Interface dataset entries
•••
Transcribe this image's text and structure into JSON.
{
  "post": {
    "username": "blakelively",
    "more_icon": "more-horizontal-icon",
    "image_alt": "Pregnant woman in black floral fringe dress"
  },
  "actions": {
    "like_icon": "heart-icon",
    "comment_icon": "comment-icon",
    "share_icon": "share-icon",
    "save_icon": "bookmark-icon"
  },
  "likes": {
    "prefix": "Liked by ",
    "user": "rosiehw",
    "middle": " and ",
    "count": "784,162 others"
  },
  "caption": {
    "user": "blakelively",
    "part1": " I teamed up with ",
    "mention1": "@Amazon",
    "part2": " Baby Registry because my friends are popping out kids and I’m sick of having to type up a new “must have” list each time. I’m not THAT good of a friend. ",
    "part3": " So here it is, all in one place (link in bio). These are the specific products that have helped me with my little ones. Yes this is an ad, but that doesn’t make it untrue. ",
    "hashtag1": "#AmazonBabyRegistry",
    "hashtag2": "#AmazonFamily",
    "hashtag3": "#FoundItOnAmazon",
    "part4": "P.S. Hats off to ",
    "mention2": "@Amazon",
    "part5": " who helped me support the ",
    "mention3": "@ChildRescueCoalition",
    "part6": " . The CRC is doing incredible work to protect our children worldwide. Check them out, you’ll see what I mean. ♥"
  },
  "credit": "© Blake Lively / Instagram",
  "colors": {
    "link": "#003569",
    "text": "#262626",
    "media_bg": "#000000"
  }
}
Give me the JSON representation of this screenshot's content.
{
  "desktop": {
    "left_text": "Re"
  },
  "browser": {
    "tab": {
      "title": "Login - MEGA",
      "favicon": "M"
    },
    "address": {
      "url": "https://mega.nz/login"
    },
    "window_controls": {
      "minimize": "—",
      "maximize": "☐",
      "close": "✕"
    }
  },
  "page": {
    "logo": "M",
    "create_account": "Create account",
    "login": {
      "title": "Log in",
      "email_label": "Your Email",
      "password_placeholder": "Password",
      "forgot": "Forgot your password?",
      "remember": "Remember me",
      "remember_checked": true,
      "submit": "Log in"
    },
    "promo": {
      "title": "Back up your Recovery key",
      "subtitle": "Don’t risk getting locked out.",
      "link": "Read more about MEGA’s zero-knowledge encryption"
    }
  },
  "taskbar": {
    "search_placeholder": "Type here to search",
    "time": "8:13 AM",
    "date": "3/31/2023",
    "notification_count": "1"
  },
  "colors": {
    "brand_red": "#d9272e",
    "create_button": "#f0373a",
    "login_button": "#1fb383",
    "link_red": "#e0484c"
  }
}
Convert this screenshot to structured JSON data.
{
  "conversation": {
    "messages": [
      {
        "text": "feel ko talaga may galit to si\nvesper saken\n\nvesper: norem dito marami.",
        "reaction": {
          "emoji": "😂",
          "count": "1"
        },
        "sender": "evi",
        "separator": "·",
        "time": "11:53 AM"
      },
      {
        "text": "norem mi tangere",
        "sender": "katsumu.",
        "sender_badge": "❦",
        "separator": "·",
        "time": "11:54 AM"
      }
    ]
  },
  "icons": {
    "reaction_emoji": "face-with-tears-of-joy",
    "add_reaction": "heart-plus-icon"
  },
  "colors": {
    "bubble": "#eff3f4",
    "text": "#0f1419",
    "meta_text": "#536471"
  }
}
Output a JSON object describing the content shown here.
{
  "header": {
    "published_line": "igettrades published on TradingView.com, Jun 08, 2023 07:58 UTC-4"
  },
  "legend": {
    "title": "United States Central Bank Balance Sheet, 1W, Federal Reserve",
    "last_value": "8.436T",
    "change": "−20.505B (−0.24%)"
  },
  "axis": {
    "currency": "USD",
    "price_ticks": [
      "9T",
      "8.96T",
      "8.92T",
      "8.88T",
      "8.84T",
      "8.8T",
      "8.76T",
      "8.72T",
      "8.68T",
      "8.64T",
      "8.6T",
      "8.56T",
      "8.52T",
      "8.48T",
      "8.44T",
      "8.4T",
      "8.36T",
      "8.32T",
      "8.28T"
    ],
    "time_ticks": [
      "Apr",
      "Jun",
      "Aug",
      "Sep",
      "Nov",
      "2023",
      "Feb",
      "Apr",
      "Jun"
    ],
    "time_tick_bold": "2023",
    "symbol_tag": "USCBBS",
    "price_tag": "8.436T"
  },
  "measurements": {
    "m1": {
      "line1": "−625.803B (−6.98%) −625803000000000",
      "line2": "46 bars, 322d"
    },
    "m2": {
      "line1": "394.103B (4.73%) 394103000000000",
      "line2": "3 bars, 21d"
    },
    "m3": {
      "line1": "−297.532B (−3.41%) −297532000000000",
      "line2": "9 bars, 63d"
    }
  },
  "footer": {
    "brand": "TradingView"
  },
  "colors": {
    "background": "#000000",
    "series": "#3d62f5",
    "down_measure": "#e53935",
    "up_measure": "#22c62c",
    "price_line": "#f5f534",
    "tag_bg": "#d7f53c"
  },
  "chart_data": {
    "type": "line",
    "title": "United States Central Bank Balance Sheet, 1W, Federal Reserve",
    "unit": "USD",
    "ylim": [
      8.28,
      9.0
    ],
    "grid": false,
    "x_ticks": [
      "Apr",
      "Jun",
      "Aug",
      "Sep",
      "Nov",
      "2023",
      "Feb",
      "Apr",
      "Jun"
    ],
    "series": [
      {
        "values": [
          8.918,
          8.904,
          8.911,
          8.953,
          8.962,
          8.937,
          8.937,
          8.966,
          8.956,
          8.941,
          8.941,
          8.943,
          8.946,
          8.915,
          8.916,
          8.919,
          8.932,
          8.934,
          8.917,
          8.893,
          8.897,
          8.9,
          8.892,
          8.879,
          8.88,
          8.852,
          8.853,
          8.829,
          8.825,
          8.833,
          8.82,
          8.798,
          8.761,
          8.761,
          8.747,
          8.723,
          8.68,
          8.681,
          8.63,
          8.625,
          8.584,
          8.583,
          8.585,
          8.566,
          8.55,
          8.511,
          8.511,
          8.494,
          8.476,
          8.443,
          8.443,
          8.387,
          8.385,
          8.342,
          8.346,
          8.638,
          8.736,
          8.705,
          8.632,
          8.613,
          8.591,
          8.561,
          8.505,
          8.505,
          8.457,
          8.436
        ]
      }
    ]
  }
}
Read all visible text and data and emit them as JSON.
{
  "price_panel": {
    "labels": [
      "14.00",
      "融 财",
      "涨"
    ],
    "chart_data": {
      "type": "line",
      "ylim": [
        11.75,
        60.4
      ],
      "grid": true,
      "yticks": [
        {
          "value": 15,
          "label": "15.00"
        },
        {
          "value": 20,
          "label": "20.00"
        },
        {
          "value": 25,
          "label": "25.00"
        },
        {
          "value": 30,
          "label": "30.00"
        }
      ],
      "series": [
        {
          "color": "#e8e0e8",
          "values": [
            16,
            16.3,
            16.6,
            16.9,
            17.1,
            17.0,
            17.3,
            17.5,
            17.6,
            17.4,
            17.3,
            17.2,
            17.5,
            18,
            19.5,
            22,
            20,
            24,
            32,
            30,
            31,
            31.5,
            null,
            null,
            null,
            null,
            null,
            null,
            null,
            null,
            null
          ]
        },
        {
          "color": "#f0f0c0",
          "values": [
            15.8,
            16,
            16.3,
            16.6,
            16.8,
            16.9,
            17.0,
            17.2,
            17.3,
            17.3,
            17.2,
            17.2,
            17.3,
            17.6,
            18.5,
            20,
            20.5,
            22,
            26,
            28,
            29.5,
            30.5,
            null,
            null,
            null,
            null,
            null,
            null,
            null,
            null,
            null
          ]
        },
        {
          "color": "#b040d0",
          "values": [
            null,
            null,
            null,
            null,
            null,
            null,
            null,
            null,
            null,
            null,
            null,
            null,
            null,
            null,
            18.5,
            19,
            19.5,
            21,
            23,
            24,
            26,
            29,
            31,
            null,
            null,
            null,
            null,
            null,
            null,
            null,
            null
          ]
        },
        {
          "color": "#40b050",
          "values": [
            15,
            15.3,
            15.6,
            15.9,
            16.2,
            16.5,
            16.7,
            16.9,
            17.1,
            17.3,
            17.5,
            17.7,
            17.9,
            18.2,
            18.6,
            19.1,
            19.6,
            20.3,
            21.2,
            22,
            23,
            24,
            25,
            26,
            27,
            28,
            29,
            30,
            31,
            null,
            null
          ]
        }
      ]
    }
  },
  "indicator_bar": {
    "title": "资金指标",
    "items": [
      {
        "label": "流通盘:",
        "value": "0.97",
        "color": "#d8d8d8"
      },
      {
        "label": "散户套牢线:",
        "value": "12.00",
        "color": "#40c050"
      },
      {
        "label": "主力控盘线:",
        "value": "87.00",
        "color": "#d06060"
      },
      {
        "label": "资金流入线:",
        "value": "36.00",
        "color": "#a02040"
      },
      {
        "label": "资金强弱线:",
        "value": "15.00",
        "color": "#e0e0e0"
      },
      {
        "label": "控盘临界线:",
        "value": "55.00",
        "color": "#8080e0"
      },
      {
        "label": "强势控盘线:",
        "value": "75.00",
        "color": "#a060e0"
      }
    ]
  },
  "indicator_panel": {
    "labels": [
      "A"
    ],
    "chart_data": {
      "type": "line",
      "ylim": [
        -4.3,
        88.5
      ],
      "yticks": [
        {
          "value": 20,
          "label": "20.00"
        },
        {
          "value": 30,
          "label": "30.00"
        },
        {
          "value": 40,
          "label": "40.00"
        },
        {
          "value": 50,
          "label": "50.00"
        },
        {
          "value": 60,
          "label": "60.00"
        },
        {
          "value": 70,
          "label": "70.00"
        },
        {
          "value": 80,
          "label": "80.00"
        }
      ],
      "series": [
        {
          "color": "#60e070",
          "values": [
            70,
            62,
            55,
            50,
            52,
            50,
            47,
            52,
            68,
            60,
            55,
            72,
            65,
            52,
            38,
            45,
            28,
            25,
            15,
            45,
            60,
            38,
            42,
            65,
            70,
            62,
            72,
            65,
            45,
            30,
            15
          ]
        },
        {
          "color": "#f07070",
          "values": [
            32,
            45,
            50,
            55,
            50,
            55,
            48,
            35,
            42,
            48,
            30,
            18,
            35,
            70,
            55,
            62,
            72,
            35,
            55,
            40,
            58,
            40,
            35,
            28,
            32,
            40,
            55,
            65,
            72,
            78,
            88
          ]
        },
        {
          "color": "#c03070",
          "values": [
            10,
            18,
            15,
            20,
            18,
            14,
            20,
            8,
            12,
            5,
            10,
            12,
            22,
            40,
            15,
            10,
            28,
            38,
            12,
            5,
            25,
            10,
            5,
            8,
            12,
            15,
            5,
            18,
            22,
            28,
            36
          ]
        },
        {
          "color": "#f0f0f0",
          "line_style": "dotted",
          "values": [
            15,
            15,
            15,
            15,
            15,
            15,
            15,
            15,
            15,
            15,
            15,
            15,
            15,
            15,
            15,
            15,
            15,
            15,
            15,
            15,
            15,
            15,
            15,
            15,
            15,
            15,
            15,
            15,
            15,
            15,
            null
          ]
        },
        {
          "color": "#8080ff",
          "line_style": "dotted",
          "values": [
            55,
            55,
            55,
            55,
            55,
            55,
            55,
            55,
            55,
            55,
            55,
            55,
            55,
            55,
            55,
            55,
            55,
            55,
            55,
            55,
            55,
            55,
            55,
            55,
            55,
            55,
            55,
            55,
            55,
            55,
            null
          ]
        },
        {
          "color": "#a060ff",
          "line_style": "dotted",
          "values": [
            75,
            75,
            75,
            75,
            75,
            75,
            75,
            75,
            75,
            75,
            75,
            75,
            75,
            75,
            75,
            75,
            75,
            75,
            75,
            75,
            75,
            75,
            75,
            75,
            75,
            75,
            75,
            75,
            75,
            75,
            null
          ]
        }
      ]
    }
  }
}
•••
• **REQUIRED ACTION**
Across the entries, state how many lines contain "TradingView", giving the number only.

• **REPLY TO THE EXERCISE**
2